That is also why Supt. James Henderson made getting a required Black history course into the high school curriculum a top priority when he became the D209 superintendent about two years ago. To that end he assembled a group including professionals, community leaders, ministers from PTMAN, and people like Barbara Cole, founder of the Maywood Youth Mentoring Program.
After exploring options the group recommended adoption of a program called BH365.
I have a Master of Arts in Teaching degree and in a former life taught social studies for three years. In my judgment, the Black history course with its textbook BH365 is a good one. I sat in a classroom where the course was being taught and the students were engaged.
I am a member of a minority cohort, the disability community, which comprises 12.7% of this country’s population under 65. If you include old codgers like me, you’re talking about one in four.
I’ll bet a hundred dollars that you didn’t know who Justin Dart was. He’s the equivalent of Dr. King in the disability rights movement. Talk about a victimized minority. Talk about an under-told story.
When you talk about a victimized group, it’s easy to get into a “one-downsmanship” exchange. Who was treated worse? Blacks, people with disabilities, women, Native Americans, LGBTQ+, Italians, Irish, Jews all experienced discrimination. Some assimilated because they were considered white. Although I’m white, my blue walker and slurred speech make it impossible for me to “pass” as being “normal.”
What I’m advocating is not pity from anyone, and I’m not pushing for separate courses on all of the above. I don’t mind the course Black History course as a temporary affirmative action tactic. I took a Negro History course at Tuskegee Institute in 1968 and found it helpful.

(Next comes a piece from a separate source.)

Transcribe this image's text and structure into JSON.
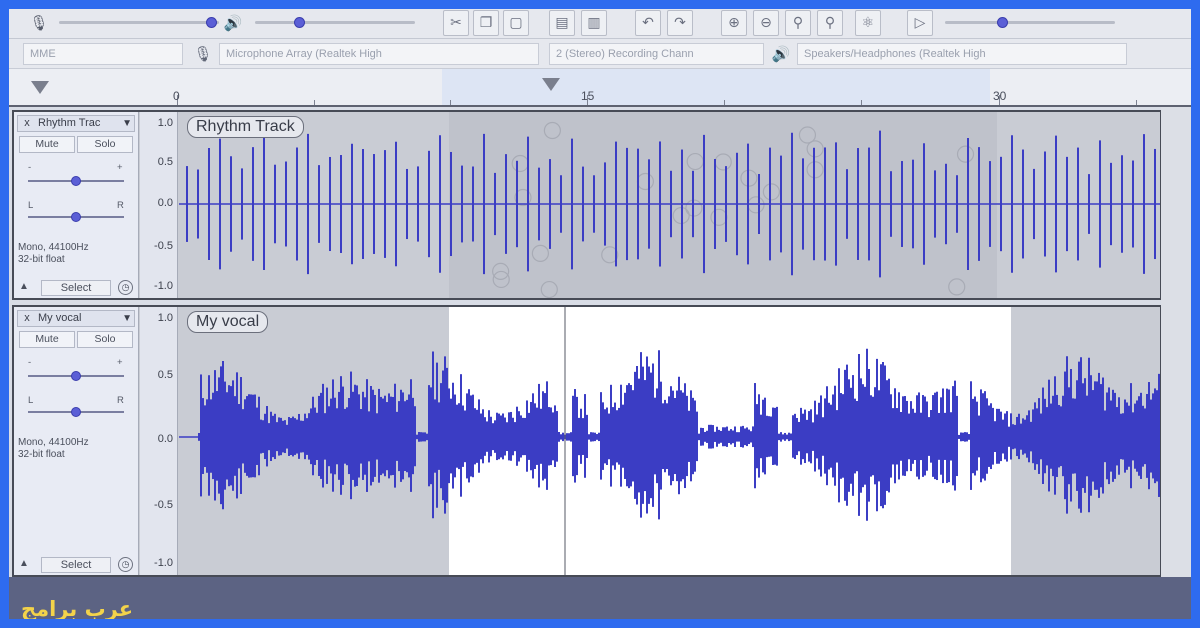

But my goal is integration. I suppose you can argue that integration is impossible until equity is achieved, but I don’t want to wait that long.
I think Dr. Nicole Howard and the other D209 administrators who had already integrated Black history and culture in the district’s American History and English literature classes were pursuing a better way forward.
Franklin Delano Roosevelt was never pictured in a wheelchair. Seventy years later, we have no problem watching Tammy Duckworth wheel around the capitol.
“Implementing a full course,” wrote Bishop Saffo to Dr. Howard, “would cast a light on our [Black] experience in this nation and explain the complexities of how we survived and made great strides against all odds. Moreover, we and all students would benefit from the lessons that would emerge from our history. Ours is an American story of triumph over tragedy.”
Amen, Dr. Saffo, and so would courses on persons with disabilities, women, Natives, and LGBTQ, in addition to all the STEM courses, competence in which is necessary for scoring above average on achievement exams.
I for one don’t want the spotlight shining on me. What I want is to be part of the group picture.
The Chamber of Commerce here lets me lead the prayer at the monthly luncheon even though they have to work a little harder to understand my slurred speech. They encourage me to do it, not because I’m special but simply because I’m part of the team.